▶ **Page and application data records**
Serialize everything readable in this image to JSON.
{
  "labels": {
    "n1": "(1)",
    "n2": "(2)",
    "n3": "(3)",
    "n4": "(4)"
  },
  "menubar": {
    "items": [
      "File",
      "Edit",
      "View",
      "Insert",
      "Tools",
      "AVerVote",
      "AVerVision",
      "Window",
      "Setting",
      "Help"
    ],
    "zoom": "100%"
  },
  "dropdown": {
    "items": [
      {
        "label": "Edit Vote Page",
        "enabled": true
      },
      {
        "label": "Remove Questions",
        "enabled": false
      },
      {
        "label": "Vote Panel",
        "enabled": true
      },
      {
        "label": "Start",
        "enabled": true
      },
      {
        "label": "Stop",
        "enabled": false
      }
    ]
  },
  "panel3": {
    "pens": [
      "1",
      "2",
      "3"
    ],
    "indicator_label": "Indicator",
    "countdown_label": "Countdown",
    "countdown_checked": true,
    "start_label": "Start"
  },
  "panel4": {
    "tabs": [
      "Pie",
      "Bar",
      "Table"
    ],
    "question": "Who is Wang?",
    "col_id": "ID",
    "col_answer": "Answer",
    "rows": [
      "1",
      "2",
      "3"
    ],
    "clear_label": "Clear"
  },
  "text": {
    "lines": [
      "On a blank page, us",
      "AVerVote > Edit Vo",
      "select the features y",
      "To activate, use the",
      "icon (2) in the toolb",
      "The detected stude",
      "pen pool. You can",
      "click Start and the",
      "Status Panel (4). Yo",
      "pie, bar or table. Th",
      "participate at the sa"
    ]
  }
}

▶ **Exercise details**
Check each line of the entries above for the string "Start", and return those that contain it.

▶ **Exercise result**
        "label": "Start",
    "start_label": "Start"
      "click Start and the",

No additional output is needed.